-- TASK PROMPT --
Report how many lines in the data below hold the string "chevron". Nothing else should appear in the answer.

-- DATA FOR THE TASK --
━━━━━━━━━━
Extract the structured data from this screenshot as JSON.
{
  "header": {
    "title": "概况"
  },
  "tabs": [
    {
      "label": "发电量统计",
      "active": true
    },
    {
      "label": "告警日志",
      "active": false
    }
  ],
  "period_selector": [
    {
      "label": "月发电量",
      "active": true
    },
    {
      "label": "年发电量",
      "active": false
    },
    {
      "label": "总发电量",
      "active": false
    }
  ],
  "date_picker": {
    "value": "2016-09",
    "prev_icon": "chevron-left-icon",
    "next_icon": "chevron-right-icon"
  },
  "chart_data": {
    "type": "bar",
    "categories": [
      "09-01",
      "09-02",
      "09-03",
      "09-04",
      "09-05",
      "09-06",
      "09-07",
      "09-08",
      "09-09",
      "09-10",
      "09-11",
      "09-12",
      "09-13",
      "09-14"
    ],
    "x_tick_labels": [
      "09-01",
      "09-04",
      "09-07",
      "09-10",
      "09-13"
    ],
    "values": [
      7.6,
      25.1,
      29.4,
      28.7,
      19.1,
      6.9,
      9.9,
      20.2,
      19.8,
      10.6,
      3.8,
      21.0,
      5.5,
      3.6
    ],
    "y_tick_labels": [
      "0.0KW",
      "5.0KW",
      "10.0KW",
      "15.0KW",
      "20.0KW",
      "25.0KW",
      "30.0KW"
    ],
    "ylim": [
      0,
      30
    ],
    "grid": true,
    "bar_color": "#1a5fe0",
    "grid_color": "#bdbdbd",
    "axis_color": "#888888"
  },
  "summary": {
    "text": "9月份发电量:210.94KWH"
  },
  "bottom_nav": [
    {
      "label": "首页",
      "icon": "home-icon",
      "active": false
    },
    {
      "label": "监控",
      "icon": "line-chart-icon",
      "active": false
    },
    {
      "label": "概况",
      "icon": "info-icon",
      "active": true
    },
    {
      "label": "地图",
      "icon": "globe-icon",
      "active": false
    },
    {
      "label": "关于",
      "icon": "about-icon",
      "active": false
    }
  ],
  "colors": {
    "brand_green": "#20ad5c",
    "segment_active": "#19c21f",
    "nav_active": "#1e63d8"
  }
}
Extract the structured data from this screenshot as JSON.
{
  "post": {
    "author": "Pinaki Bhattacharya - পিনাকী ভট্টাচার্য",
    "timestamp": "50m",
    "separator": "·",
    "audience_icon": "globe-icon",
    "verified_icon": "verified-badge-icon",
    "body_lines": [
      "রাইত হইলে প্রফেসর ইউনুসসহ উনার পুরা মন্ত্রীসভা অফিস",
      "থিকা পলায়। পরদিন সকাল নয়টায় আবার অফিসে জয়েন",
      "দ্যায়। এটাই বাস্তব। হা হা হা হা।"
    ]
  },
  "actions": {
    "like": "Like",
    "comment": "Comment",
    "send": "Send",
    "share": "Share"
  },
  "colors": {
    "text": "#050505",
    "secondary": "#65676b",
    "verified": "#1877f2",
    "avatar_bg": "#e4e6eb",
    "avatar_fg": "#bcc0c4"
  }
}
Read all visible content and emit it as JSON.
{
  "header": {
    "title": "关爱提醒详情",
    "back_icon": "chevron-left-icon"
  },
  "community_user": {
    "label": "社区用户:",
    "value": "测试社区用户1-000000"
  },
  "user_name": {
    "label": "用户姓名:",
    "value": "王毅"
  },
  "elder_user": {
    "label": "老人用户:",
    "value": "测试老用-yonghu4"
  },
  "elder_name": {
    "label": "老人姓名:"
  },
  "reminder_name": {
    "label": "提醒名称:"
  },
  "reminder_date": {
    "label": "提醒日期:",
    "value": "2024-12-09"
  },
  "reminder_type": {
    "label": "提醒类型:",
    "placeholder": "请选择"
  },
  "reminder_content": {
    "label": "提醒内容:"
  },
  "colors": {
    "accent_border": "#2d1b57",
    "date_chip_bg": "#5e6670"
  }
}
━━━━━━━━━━
-- YOUR SOLUTION --
3